Epstein on Private Discrimination: Searching for Common Ground
In the midst of a brilliantly independent academic career, Richard Epstein wrote perhaps his most contrarian work in 1992: Forbidden Grounds: The Case against Employment Discrimination Laws. In this short essay, I ask whether there can be any common ground between Epstein and those who generally defend laws against private discrimination, including myself. One possibility is the more subtle contribution Epstein makes in shifting the evaluative discourse from the deontological to the consequential. Without agreeing with his assessment of costs and benefits, one can embrace Epstein’s normative framework (even) in this legal domain. As Epstein provides a compendium of costs to employment discrimination laws, I offer here a compendium of possible benefits against which the costs should be weighed. Doing so leaves plenty of room for disagreement but perhaps surprisingly provides additional support for Epstein’s critique of the Age Discrimination in Employment Act.
McAdams, Richard H.
"Epstein on Private Discrimination: Searching for Common Ground,"
Journal of Legal Studies: Vol. 50:

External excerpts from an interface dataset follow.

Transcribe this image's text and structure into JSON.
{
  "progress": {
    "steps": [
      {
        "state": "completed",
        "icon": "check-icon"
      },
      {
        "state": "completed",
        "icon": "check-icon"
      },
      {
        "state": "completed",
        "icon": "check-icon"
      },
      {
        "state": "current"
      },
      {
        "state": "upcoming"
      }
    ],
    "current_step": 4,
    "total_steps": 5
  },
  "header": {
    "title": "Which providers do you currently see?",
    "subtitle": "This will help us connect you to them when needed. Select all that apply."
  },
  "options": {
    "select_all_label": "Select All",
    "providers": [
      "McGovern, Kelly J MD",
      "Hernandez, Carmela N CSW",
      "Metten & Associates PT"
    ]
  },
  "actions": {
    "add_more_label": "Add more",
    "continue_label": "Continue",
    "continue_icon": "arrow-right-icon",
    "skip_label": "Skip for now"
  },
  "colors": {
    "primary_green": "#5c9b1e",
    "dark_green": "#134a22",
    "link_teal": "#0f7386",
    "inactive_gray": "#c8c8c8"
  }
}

3, Article 15.
Available at: https://chicagounbound.uchicago.edu/jls/vol50/iss3/15